Celiac disease and gluten intolerance are real health issues that can cause significant discomfort and physical damage. For people with these conditions, following a gluten-free diet is a medical necessity, not just a fad. Some people choose a gluten-free lifestyle for other reasons, such as helping them focus more on consuming whole foods and fewer processed foods. In any case, people who avoid gluten-containing foods get used to reading lots of food labels. Checking ingredient lists and allergen statements on food packaging is essential in order to really know if a food is gluten-free or not.
Monosodium glutamate (MSG) is a gluten-free ingredient. Nevertheless, confusion about its gluten-free status is understandable for a couple of reasons. The first and most obvious reason is that the words “gluten” and “glutamate” both start with the same letters and sound quite similar (due to the beginning “gloot” sound).
The second reason is that initial commercial production of MSG, which began in 1908, relied on wheat gluten as a starting product. Wheat was chosen because it contained a large amount of glutamic acid, the same amino acid that’s the main component of MSG. Today, however, monosodium glutamate is produced by fermentation of a carbohydrate source (typically beet or corn sugars) and gluten is not involved in the process. (For more background on how MSG is produced, check out this article from the American Journal of Clinical Nutrition.) The processes used to produce MSG render highly purified crystals that are free of gluten. Tricia Thompson, the “Gluten Free Dietitian” covered the topic of gluten and monosodium glutamate very nicely in this blog post.
When you are not cooking for yourself, such as when you eat at restaurants, it’s important to keep in mind that many ingredients that may include MSG, such as sauces, marinades, seasoning mixes and condiments can contain gluten – even though that gluten is not from the MSG itself. Gluten-free eaters should always ask about preparation methods and specifically about these types of ingredients when eating at restaurants, as the wait staff may be thinking about gluten only in the context of bread and flour-based food items.
Labeling of food products as gluten-free has now been standardized by the Food and Drug Administration (as of 2013) and food manufacturers that claim gluten-free status of their product on the label must comply with all requirements established by the FDA regulations. If you must avoid gluten for your health, always read ingredients lists and look for allergen statements (such as “Contains wheat”) or the accepted FDA labeling phrases: “gluten-free”, “free of gluten”, “no gluten” or “without gluten”. Check food labels every time you purchase the product as production recipes can change at any time.

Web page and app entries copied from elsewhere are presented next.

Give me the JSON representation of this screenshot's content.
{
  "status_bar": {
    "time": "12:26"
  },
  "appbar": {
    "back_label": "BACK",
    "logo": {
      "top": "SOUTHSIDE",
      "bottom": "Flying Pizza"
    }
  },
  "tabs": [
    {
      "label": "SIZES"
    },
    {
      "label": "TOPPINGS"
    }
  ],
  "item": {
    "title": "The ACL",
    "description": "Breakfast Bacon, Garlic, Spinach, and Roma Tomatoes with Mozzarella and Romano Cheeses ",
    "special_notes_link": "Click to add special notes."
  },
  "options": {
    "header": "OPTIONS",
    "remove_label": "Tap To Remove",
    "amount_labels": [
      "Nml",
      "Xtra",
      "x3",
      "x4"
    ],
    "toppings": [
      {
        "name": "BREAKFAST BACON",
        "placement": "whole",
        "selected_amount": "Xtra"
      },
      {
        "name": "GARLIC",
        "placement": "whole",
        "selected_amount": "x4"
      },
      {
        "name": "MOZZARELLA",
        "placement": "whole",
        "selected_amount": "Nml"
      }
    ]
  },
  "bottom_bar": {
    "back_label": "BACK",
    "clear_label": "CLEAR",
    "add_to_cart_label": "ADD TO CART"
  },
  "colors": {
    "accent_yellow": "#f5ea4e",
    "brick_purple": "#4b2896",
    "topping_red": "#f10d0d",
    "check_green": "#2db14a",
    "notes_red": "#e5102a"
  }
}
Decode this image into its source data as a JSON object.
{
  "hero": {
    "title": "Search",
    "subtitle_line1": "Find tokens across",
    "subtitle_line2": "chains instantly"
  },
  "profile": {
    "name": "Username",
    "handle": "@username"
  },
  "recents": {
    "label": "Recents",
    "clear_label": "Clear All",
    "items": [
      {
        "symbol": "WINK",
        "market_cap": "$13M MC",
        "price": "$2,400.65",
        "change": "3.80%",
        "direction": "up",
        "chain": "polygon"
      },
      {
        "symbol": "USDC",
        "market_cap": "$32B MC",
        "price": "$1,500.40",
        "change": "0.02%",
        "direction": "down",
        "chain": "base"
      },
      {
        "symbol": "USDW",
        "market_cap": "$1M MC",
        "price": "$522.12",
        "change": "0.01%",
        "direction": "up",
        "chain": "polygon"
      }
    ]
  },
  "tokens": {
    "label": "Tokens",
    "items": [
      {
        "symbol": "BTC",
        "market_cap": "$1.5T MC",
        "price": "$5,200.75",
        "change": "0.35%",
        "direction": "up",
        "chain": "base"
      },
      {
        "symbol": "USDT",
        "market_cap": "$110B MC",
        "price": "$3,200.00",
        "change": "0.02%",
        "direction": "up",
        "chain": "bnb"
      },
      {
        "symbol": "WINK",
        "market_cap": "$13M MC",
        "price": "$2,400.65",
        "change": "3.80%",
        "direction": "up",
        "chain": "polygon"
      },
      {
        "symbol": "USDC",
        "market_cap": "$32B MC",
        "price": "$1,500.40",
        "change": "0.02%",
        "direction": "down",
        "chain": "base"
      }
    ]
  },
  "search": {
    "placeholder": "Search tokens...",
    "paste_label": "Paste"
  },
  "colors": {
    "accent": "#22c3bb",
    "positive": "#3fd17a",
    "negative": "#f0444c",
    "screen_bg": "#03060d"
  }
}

For more information on this topic, read “MSG is Gluten-Free – Really!”.